[Start of section]

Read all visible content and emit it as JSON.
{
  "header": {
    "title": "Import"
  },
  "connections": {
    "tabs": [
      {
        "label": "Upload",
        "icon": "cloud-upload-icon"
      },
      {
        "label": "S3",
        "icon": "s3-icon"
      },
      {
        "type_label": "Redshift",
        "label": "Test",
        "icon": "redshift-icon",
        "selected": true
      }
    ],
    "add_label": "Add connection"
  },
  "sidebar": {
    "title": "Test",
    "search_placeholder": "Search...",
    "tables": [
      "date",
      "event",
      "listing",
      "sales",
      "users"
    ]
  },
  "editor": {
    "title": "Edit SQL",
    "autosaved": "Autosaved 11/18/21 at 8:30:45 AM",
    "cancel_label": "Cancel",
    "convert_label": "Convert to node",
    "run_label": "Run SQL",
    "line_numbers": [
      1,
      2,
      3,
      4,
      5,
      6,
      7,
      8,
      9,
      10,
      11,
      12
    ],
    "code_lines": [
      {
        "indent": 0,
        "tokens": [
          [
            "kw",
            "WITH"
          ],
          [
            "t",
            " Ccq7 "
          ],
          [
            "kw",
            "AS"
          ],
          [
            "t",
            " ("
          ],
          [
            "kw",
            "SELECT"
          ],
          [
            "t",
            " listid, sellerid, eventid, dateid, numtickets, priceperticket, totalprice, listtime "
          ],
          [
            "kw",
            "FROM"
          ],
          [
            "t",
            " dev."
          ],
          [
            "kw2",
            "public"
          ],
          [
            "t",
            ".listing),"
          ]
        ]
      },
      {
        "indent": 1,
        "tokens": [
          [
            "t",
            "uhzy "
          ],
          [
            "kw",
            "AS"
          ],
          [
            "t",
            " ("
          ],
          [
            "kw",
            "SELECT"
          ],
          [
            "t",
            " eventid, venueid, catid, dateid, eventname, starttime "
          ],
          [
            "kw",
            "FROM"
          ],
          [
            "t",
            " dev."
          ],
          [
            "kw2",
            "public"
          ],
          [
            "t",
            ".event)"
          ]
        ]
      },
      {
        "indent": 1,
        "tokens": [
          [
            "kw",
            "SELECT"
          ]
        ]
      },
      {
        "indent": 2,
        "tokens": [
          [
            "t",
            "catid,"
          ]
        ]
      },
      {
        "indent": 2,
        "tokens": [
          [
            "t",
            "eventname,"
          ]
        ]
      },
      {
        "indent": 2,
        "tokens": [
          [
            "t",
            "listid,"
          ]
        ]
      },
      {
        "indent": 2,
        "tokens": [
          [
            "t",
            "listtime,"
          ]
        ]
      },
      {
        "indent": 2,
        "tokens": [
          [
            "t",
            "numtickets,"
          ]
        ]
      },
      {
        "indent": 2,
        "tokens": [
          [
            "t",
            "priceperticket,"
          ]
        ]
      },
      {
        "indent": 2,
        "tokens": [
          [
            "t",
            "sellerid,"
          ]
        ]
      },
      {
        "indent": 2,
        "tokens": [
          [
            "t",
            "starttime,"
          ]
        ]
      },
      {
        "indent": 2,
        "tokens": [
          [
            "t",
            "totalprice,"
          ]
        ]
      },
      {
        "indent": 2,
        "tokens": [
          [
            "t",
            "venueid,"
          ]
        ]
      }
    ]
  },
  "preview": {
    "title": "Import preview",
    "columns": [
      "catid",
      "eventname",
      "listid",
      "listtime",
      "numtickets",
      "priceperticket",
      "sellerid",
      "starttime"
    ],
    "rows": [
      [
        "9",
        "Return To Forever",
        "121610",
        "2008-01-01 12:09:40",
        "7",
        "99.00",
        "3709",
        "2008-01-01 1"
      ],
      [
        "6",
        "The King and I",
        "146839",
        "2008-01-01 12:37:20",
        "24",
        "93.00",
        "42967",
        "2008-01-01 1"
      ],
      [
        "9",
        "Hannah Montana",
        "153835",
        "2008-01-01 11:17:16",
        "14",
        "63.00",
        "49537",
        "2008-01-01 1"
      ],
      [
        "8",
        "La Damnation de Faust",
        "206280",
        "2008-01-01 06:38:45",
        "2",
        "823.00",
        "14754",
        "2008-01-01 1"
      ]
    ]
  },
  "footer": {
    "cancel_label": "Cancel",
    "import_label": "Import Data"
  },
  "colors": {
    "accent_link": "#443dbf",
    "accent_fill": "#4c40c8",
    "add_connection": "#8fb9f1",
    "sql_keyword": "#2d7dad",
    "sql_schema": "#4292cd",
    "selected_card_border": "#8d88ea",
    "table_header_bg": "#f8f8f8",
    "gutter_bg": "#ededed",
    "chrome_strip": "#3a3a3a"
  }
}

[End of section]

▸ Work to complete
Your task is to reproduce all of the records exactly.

▸ Solved exercise
Read all visible content and emit it as JSON.
{
  "header": {
    "title": "Import"
  },
  "connections": {
    "tabs": [
      {
        "label": "Upload",
        "icon": "cloud-upload-icon"
      },
      {
        "label": "S3",
        "icon": "s3-icon"
      },
      {
        "type_label": "Redshift",
        "label": "Test",
        "icon": "redshift-icon",
        "selected": true
      }
    ],
    "add_label": "Add connection"
  },
  "sidebar": {
    "title": "Test",
    "search_placeholder": "Search...",
    "tables": [
      "date",
      "event",
      "listing",
      "sales",
      "users"
    ]
  },
  "editor": {
    "title": "Edit SQL",
    "autosaved": "Autosaved 11/18/21 at 8:30:45 AM",
    "cancel_label": "Cancel",
    "convert_label": "Convert to node",
    "run_label": "Run SQL",
    "line_numbers": [
      1,
      2,
      3,
      4,
      5,
      6,
      7,
      8,
      9,
      10,
      11,
      12
    ],
    "code_lines": [
      {
        "indent": 0,
        "tokens": [
          [
            "kw",
            "WITH"
          ],
          [
            "t",
            " Ccq7 "
          ],
          [
            "kw",
            "AS"
          ],
          [
            "t",
            " ("
          ],
          [
            "kw",
            "SELECT"
          ],
          [
            "t",
            " listid, sellerid, eventid, dateid, numtickets, priceperticket, totalprice, listtime "
          ],
          [
            "kw",
            "FROM"
          ],
          [
            "t",
            " dev."
          ],
          [
            "kw2",
            "public"
          ],
          [
            "t",
            ".listing),"
          ]
        ]
      },
      {
        "indent": 1,
        "tokens": [
          [
            "t",
            "uhzy "
          ],
          [
            "kw",
            "AS"
          ],
          [
            "t",
            " ("
          ],
          [
            "kw",
            "SELECT"
          ],
          [
            "t",
            " eventid, venueid, catid, dateid, eventname, starttime "
          ],
          [
            "kw",
            "FROM"
          ],
          [
            "t",
            " dev."
          ],
          [
            "kw2",
            "public"
          ],
          [
            "t",
            ".event)"
          ]
        ]
      },
      {
        "indent": 1,
        "tokens": [
          [
            "kw",
            "SELECT"
          ]
        ]
      },
      {
        "indent": 2,
        "tokens": [
          [
            "t",
            "catid,"
          ]
        ]
      },
      {
        "indent": 2,
        "tokens": [
          [
            "t",
            "eventname,"
          ]
        ]
      },
      {
        "indent": 2,
        "tokens": [
          [
            "t",
            "listid,"
          ]
        ]
      },
      {
        "indent": 2,
        "tokens": [
          [
            "t",
            "listtime,"
          ]
        ]
      },
      {
        "indent": 2,
        "tokens": [
          [
            "t",
            "numtickets,"
          ]
        ]
      },
      {
        "indent": 2,
        "tokens": [
          [
            "t",
            "priceperticket,"
          ]
        ]
      },
      {
        "indent": 2,
        "tokens": [
          [
            "t",
            "sellerid,"
          ]
        ]
      },
      {
        "indent": 2,
        "tokens": [
          [
            "t",
            "starttime,"
          ]
        ]
      },
      {
        "indent": 2,
        "tokens": [
          [
            "t",
            "totalprice,"
          ]
        ]
      },
      {
        "indent": 2,
        "tokens": [
          [
            "t",
            "venueid,"
          ]
        ]
      }
    ]
  },
  "preview": {
    "title": "Import preview",
    "columns": [
      "catid",
      "eventname",
      "listid",
      "listtime",
      "numtickets",
      "priceperticket",
      "sellerid",
      "starttime"
    ],
    "rows": [
      [
        "9",
        "Return To Forever",
        "121610",
        "2008-01-01 12:09:40",
        "7",
        "99.00",
        "3709",
        "2008-01-01 1"
      ],
      [
        "6",
        "The King and I",
        "146839",
        "2008-01-01 12:37:20",
        "24",
        "93.00",
        "42967",
        "2008-01-01 1"
      ],
      [
        "9",
        "Hannah Montana",
        "153835",
        "2008-01-01 11:17:16",
        "14",
        "63.00",
        "49537",
        "2008-01-01 1"
      ],
      [
        "8",
        "La Damnation de Faust",
        "206280",
        "2008-01-01 06:38:45",
        "2",
        "823.00",
        "14754",
        "2008-01-01 1"
      ]
    ]
  },
  "footer": {
    "cancel_label": "Cancel",
    "import_label": "Import Data"
  },
  "colors": {
    "accent_link": "#443dbf",
    "accent_fill": "#4c40c8",
    "add_connection": "#8fb9f1",
    "sql_keyword": "#2d7dad",
    "sql_schema": "#4292cd",
    "selected_card_border": "#8d88ea",
    "table_header_bg": "#f8f8f8",
    "gutter_bg": "#ededed",
    "chrome_strip": "#3a3a3a"
  }
}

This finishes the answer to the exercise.